We don't often realize it, when we have matured. When we have learned enough of life to know certain things and thus have an air of comfort in our own bodies, ways, abilities. It often happens slowly, and one day we realize we have matured.
For me, it hit me when my daughter needed help with her outfit.
My daughter came rushing to me one morning, as she was getting ready for school. "Can I borrow that black and white scarf, the one I gave you?" she asked excitedly. "Of course" I say, always happy when I think I am cool enough that my daughter wants to wear my stuff, even though she gave it to me.
**Since originally writing this, my daughter is happily in college, maturing like crazy, growing so much it is hard for me to see her as the wonderful young adult she is turning in to.**
Then I think, "oh, crud, where is it? I haven't worn that since last Spring!" I tell her where I think it is, she says ok and then comes the "Can you de-tangle this" she asks quickly as she dropped a tangled necklace in my lap.
So I set to the necklace, and it suddenly occurs to me that I must be older and wiser, because I can calmly set forth to de-tangle a tiny chain knowing I can do it if I take my time and carefully work on it. I got it detangled before she found my scarf!
Old memories of panic and frustration of such things flow into my head, as I remember a time when I was like my daughter, thinking I was unable to get the knots out of any piece of chain, and every time I tried, I gave up.
More memories come to me as I remember myself frantically pulling every last thing out of my high school closet to find one shoe.
Well, I have had years of practice, with hubby and oldest son not being able to find anything right in front of their faces. But this was different. These tasks were things I remember rushing through when I was my daughter's age. I never did de-tangle those necklaces before I moved out.
I thought I would cringe at the thought of being that old mamma who handles everything cool as a cucumber. But honestly, I was quite proud. I was relieved, in a way, that I could show my daughter these things can be done calmly, carefully. (She is a little less than graceful with things that should be handled carefully to begin with)
So yes, I am getting old I guess. At forty something, with 3 teenagers, I guess I am old. To them anyways. But to me, I am still young. Almost all my friends just had kids 5 years ago, so I am seeing them as I was 15 years ago.
I am submitting my resumes, like I did fresh out of college.
I have taken up running, similar to my addiction to aerobics back in college. I am uncertain about my future, but now I also share the uncertainty of my children's future.

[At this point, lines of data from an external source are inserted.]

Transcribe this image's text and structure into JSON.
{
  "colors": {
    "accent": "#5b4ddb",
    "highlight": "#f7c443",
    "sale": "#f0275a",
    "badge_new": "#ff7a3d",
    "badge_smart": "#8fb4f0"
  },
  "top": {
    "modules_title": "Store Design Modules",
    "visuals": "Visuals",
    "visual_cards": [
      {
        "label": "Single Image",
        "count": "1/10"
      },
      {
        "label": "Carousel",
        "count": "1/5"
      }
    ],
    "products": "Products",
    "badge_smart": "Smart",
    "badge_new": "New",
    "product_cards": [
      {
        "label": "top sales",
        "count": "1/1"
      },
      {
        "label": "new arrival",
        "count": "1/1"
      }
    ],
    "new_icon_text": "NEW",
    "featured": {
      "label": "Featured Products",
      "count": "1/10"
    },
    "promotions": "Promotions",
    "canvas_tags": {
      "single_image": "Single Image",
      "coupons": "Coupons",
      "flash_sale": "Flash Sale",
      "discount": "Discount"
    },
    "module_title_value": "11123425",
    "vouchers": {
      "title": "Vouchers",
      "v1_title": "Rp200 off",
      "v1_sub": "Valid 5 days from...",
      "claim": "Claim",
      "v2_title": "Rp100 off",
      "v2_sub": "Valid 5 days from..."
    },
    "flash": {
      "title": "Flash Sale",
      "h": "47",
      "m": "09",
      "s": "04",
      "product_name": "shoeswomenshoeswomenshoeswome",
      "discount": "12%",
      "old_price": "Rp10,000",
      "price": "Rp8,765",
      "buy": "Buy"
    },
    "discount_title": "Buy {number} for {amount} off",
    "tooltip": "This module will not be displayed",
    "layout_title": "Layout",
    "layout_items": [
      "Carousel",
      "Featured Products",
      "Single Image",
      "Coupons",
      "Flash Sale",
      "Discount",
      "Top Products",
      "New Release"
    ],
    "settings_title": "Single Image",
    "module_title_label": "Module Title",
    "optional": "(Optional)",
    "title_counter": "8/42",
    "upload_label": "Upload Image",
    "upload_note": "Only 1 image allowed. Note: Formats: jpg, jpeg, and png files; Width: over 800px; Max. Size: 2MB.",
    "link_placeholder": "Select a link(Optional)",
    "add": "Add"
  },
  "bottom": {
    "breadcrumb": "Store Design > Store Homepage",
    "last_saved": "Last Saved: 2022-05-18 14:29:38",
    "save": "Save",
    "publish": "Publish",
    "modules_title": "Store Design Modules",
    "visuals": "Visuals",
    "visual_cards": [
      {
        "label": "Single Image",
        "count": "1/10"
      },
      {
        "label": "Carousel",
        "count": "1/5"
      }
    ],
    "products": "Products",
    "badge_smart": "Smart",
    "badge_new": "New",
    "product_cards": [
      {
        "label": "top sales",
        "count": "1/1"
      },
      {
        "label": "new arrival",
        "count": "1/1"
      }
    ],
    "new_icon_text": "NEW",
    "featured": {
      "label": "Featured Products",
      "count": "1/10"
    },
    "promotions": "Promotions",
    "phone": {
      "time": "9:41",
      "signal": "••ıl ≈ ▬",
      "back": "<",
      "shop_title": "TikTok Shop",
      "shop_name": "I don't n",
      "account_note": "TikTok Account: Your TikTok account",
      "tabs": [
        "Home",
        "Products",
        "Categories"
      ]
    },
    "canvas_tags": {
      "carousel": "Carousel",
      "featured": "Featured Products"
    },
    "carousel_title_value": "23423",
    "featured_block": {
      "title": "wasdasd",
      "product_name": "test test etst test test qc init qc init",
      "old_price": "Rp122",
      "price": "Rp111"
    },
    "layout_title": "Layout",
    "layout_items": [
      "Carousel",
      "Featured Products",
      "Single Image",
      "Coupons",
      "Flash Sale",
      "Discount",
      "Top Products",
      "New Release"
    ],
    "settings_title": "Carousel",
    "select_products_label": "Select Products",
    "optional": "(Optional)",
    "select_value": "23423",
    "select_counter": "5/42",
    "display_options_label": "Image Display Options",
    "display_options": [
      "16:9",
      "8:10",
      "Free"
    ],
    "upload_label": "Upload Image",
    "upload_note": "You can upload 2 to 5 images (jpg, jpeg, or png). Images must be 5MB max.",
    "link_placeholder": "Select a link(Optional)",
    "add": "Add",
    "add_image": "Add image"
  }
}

**I have since found a job, and so incredible thankful I don't have those old stresses of 'will they call for an interview?' I am glad to be old and settled in to a steady paycheck. **
I am re-defining my life yet again, forging a path that will make my life, our lives, better. At the same time, I have lived this all before, I have brought my children to adulthood, where they themselves are forging a path that will make their lives better.
**I am now certain my future is just what I want it to be: a less stressful enjoyment of life. And excited to see where theirs lead.**
I am old, but I am still young. I have the experience, and some wisdom, but I feel like I have so much ahead of me.
I hope it feels like this all the way until I am 90.